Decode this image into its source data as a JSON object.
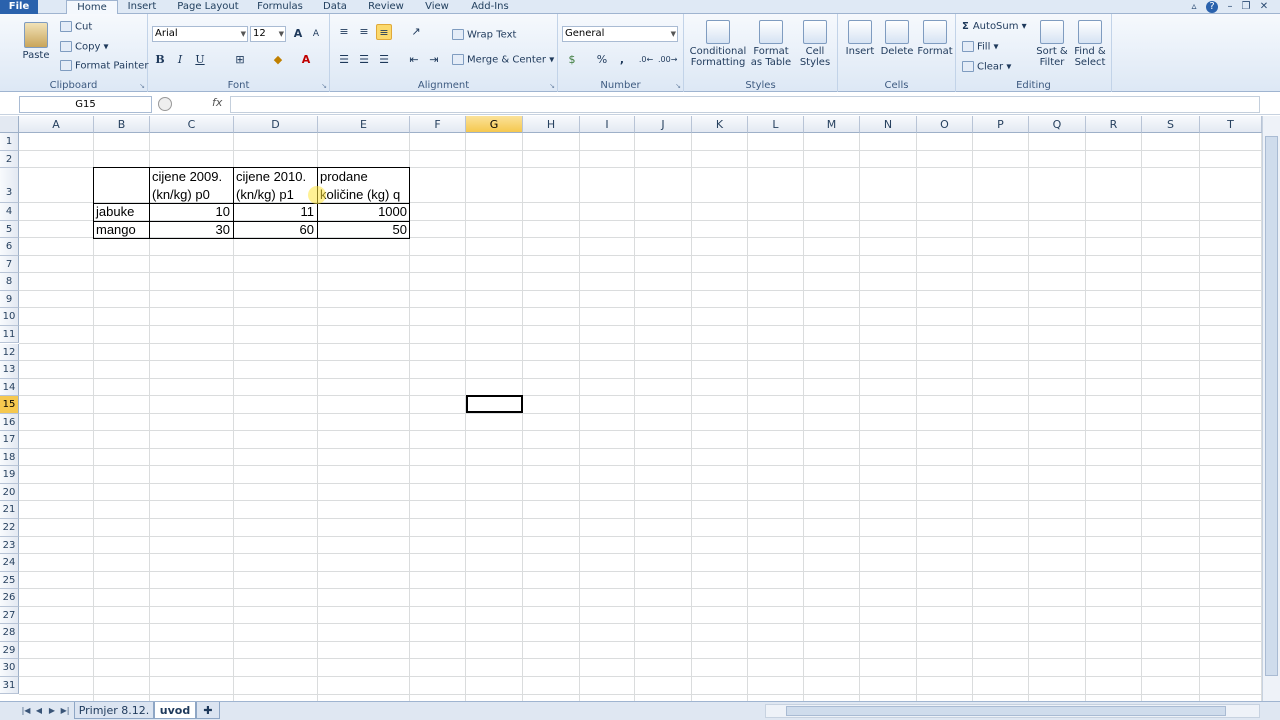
{
  "tabs": {
    "file": "File",
    "home": "Home",
    "insert": "Insert",
    "page_layout": "Page Layout",
    "formulas": "Formulas",
    "data": "Data",
    "review": "Review",
    "view": "View",
    "addins": "Add-Ins"
  },
  "clipboard": {
    "paste": "Paste",
    "cut": "Cut",
    "copy": "Copy",
    "format_painter": "Format Painter",
    "label": "Clipboard"
  },
  "font": {
    "name": "Arial",
    "size": "12",
    "label": "Font",
    "bold": "B",
    "italic": "I",
    "underline": "U"
  },
  "alignment": {
    "wrap_text": "Wrap Text",
    "merge_center": "Merge & Center",
    "label": "Alignment"
  },
  "number": {
    "format": "General",
    "label": "Number",
    "percent": "%",
    "comma": ","
  },
  "styles": {
    "conditional": "Conditional",
    "formatting": "Formatting",
    "format": "Format",
    "as_table": "as Table",
    "cell": "Cell",
    "cell_styles": "Styles",
    "label": "Styles"
  },
  "cells": {
    "insert": "Insert",
    "delete": "Delete",
    "format": "Format",
    "label": "Cells"
  },
  "editing": {
    "autosum": "AutoSum",
    "fill": "Fill",
    "clear": "Clear",
    "sort": "Sort &",
    "filter": "Filter",
    "find": "Find &",
    "select": "Select",
    "label": "Editing"
  },
  "formula_bar": {
    "name_box": "G15",
    "fx": "fx",
    "value": ""
  },
  "columns": [
    "A",
    "B",
    "C",
    "D",
    "E",
    "F",
    "G",
    "H",
    "I",
    "J",
    "K",
    "L",
    "M",
    "N",
    "O",
    "P",
    "Q",
    "R",
    "S",
    "T"
  ],
  "selected_column": "G",
  "rows": [
    "1",
    "2",
    "3",
    "4",
    "5",
    "6",
    "7",
    "8",
    "9",
    "10",
    "11",
    "12",
    "13",
    "14",
    "15",
    "16",
    "17",
    "18",
    "19",
    "20",
    "21",
    "22",
    "23",
    "24",
    "25",
    "26",
    "27",
    "28",
    "29",
    "30",
    "31"
  ],
  "selected_row": "15",
  "cells_data": {
    "c3a": "cijene 2009.",
    "c3b": "(kn/kg) p0",
    "d3a": "cijene 2010.",
    "d3b": "(kn/kg) p1",
    "e3a": "prodane",
    "e3b": "količine (kg) q",
    "b4": "jabuke",
    "c4": "10",
    "d4": "11",
    "e4": "1000",
    "b5": "mango",
    "c5": "30",
    "d5": "60",
    "e5": "50"
  },
  "sheets": [
    "Primjer 8.12.",
    "uvod"
  ],
  "active_sheet": "uvod",
  "colors": {
    "accent": "#2a62ad",
    "selection": "#f5c84f"
  }
}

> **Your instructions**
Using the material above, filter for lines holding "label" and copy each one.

> **Expected answer**
    "label": "Clipboard"
    "label": "Font",
    "label": "Alignment"
    "label": "Number",
    "label": "Styles"
    "label": "Cells"
    "label": "Editing"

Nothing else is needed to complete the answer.